[[ STORED DATA, beginning ]]
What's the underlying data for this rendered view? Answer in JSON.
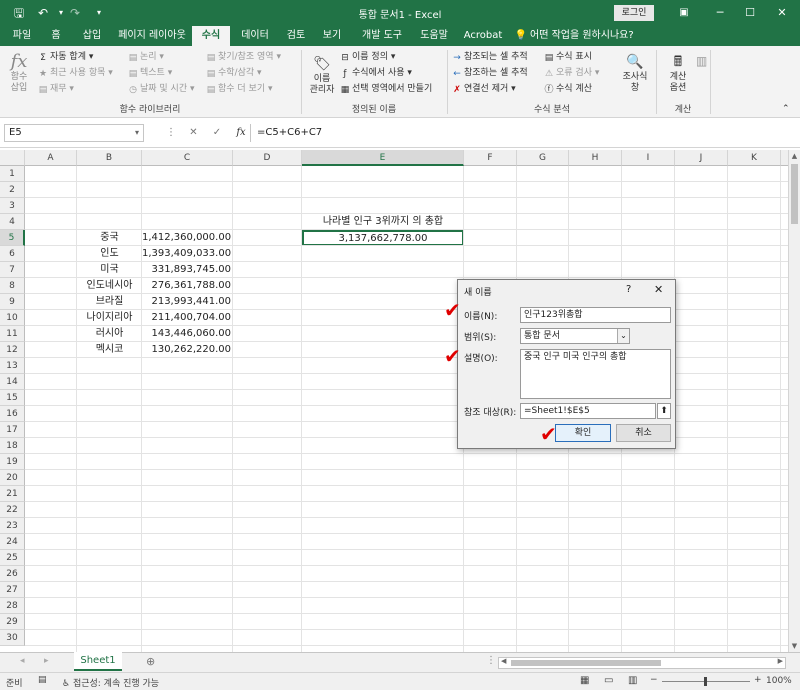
{
  "window": {
    "title": "통합 문서1  -  Excel",
    "login": "로그인"
  },
  "tabs": [
    "파일",
    "홈",
    "삽입",
    "페이지 레이아웃",
    "수식",
    "데이터",
    "검토",
    "보기",
    "개발 도구",
    "도움말",
    "Acrobat"
  ],
  "tell_me": "어떤 작업을 원하시나요?",
  "ribbon": {
    "insert_function": "함수\n삽입",
    "autosum": "자동 합계",
    "recent": "최근 사용 항목",
    "financial": "재무",
    "logical": "논리",
    "text": "텍스트",
    "datetime": "날짜 및 시간",
    "lookup": "찾기/참조 영역",
    "math": "수학/삼각",
    "more": "함수 더 보기",
    "group_library": "함수 라이브러리",
    "name_manager": "이름\n관리자",
    "define_name": "이름 정의",
    "use_in_formula": "수식에서 사용",
    "create_from_sel": "선택 영역에서 만들기",
    "group_names": "정의된 이름",
    "trace_precedents": "참조되는 셀 추적",
    "trace_dependents": "참조하는 셀 추적",
    "remove_arrows": "연결선 제거",
    "show_formulas": "수식 표시",
    "error_checking": "오류 검사",
    "evaluate": "수식 계산",
    "watch_window": "조사식\n창",
    "group_audit": "수식 분석",
    "calc_options": "계산\n옵션",
    "group_calc": "계산"
  },
  "formula_bar": {
    "cell_ref": "E5",
    "formula": "=C5+C6+C7"
  },
  "columns": [
    "A",
    "B",
    "C",
    "D",
    "E",
    "F",
    "G",
    "H",
    "I",
    "J",
    "K"
  ],
  "rows": [
    "1",
    "2",
    "3",
    "4",
    "5",
    "6",
    "7",
    "8",
    "9",
    "10",
    "11",
    "12",
    "13",
    "14",
    "15",
    "16",
    "17",
    "18",
    "19",
    "20",
    "21",
    "22",
    "23",
    "24",
    "25",
    "26",
    "27",
    "28",
    "29",
    "30"
  ],
  "sheet": {
    "e4_heading": "나라별 인구 3위까지 의 총합",
    "e5_value": "3,137,662,778.00",
    "countries": [
      {
        "name": "중국",
        "pop": "1,412,360,000.00"
      },
      {
        "name": "인도",
        "pop": "1,393,409,033.00"
      },
      {
        "name": "미국",
        "pop": "331,893,745.00"
      },
      {
        "name": "인도네시아",
        "pop": "276,361,788.00"
      },
      {
        "name": "브라질",
        "pop": "213,993,441.00"
      },
      {
        "name": "나이지리아",
        "pop": "211,400,704.00"
      },
      {
        "name": "러시아",
        "pop": "143,446,060.00"
      },
      {
        "name": "멕시코",
        "pop": "130,262,220.00"
      }
    ]
  },
  "dialog": {
    "title": "새 이름",
    "help": "?",
    "close": "✕",
    "name_label": "이름(N):",
    "name_value": "인구123위총합",
    "scope_label": "범위(S):",
    "scope_value": "통합 문서",
    "comment_label": "설명(O):",
    "comment_value": "중국 인구 미국 인구의 총합",
    "refers_label": "참조 대상(R):",
    "refers_value": "=Sheet1!$E$5",
    "ok": "확인",
    "cancel": "취소"
  },
  "sheet_tab": "Sheet1",
  "status": {
    "ready": "준비",
    "accessibility": "접근성: 계속 진행 가능",
    "zoom": "100%"
  },
  "colors": {
    "excel_green": "#217346",
    "annotation_red": "#e00000"
  }
}
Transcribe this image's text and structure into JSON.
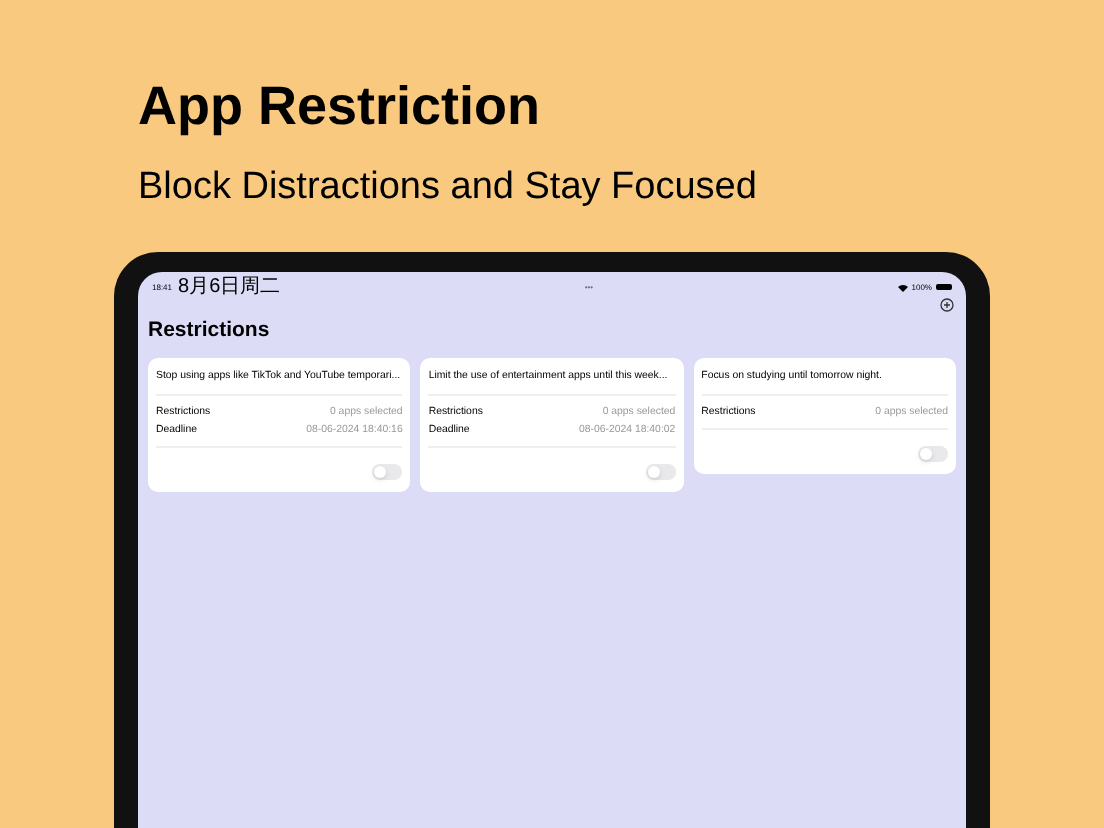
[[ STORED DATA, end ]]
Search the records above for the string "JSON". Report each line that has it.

What's the underlying data for this rendered view? Answer in JSON.
Transcribe this image's text and structure into JSON.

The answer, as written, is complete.